┌──

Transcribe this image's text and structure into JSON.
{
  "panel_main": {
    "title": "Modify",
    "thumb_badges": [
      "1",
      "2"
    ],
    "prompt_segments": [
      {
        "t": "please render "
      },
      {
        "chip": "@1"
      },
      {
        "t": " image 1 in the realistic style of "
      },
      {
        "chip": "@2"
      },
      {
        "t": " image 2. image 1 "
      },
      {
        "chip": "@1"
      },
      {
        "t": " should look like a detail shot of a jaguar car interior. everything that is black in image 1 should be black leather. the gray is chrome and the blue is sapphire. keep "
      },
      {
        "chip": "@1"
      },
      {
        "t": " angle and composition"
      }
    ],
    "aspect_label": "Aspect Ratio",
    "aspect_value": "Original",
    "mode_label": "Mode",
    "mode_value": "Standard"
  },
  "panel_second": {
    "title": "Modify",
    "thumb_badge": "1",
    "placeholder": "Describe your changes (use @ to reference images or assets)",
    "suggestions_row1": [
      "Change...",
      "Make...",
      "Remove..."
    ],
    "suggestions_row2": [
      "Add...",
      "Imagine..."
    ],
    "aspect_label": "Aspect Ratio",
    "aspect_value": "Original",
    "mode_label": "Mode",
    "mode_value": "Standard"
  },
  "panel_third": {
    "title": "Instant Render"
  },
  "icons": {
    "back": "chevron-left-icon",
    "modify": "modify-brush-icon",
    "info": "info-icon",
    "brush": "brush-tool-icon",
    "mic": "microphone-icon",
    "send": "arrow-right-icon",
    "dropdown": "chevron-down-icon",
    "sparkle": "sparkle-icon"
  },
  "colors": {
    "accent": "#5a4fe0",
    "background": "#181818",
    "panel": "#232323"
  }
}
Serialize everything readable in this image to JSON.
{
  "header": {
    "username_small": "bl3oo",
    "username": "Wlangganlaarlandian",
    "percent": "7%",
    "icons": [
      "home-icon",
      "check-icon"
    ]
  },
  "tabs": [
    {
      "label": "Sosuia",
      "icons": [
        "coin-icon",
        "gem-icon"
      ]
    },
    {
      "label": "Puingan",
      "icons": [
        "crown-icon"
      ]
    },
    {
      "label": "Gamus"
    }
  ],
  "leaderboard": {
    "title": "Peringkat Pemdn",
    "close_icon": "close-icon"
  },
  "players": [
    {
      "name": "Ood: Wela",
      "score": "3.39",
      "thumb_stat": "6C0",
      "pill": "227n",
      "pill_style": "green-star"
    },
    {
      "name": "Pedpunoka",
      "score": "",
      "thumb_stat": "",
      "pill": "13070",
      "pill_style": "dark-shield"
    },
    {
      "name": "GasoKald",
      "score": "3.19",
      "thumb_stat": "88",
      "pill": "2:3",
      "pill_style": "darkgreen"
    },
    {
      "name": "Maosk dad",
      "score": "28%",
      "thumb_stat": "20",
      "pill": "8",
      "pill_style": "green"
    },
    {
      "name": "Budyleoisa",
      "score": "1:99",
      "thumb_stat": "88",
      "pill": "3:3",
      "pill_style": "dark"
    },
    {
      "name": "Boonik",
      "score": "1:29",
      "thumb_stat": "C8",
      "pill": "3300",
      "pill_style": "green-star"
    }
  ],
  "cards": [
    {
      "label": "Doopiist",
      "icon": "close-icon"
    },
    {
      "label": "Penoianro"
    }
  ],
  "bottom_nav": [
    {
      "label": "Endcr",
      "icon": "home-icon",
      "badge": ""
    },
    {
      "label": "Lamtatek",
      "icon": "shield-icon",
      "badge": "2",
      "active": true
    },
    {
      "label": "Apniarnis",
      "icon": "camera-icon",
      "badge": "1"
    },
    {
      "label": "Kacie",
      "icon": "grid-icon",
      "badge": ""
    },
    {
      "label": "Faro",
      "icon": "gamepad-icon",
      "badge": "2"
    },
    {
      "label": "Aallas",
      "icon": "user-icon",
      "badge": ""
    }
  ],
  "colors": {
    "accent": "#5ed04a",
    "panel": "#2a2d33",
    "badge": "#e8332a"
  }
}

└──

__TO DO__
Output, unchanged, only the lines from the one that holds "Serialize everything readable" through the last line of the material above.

__FINAL ANSWER__
Serialize everything readable in this image to JSON.
{
  "header": {
    "username_small": "bl3oo",
    "username": "Wlangganlaarlandian",
    "percent": "7%",
    "icons": [
      "home-icon",
      "check-icon"
    ]
  },
  "tabs": [
    {
      "label": "Sosuia",
      "icons": [
        "coin-icon",
        "gem-icon"
      ]
    },
    {
      "label": "Puingan",
      "icons": [
        "crown-icon"
      ]
    },
    {
      "label": "Gamus"
    }
  ],
  "leaderboard": {
    "title": "Peringkat Pemdn",
    "close_icon": "close-icon"
  },
  "players": [
    {
      "name": "Ood: Wela",
      "score": "3.39",
      "thumb_stat": "6C0",
      "pill": "227n",
      "pill_style": "green-star"
    },
    {
      "name": "Pedpunoka",
      "score": "",
      "thumb_stat": "",
      "pill": "13070",
      "pill_style": "dark-shield"
    },
    {
      "name": "GasoKald",
      "score": "3.19",
      "thumb_stat": "88",
      "pill": "2:3",
      "pill_style": "darkgreen"
    },
    {
      "name": "Maosk dad",
      "score": "28%",
      "thumb_stat": "20",
      "pill": "8",
      "pill_style": "green"
    },
    {
      "name": "Budyleoisa",
      "score": "1:99",
      "thumb_stat": "88",
      "pill": "3:3",
      "pill_style": "dark"
    },
    {
      "name": "Boonik",
      "score": "1:29",
      "thumb_stat": "C8",
      "pill": "3300",
      "pill_style": "green-star"
    }
  ],
  "cards": [
    {
      "label": "Doopiist",
      "icon": "close-icon"
    },
    {
      "label": "Penoianro"
    }
  ],
  "bottom_nav": [
    {
      "label": "Endcr",
      "icon": "home-icon",
      "badge": ""
    },
    {
      "label": "Lamtatek",
      "icon": "shield-icon",
      "badge": "2",
      "active": true
    },
    {
      "label": "Apniarnis",
      "icon": "camera-icon",
      "badge": "1"
    },
    {
      "label": "Kacie",
      "icon": "grid-icon",
      "badge": ""
    },
    {
      "label": "Faro",
      "icon": "gamepad-icon",
      "badge": "2"
    },
    {
      "label": "Aallas",
      "icon": "user-icon",
      "badge": ""
    }
  ],
  "colors": {
    "accent": "#5ed04a",
    "panel": "#2a2d33",
    "badge": "#e8332a"
  }
}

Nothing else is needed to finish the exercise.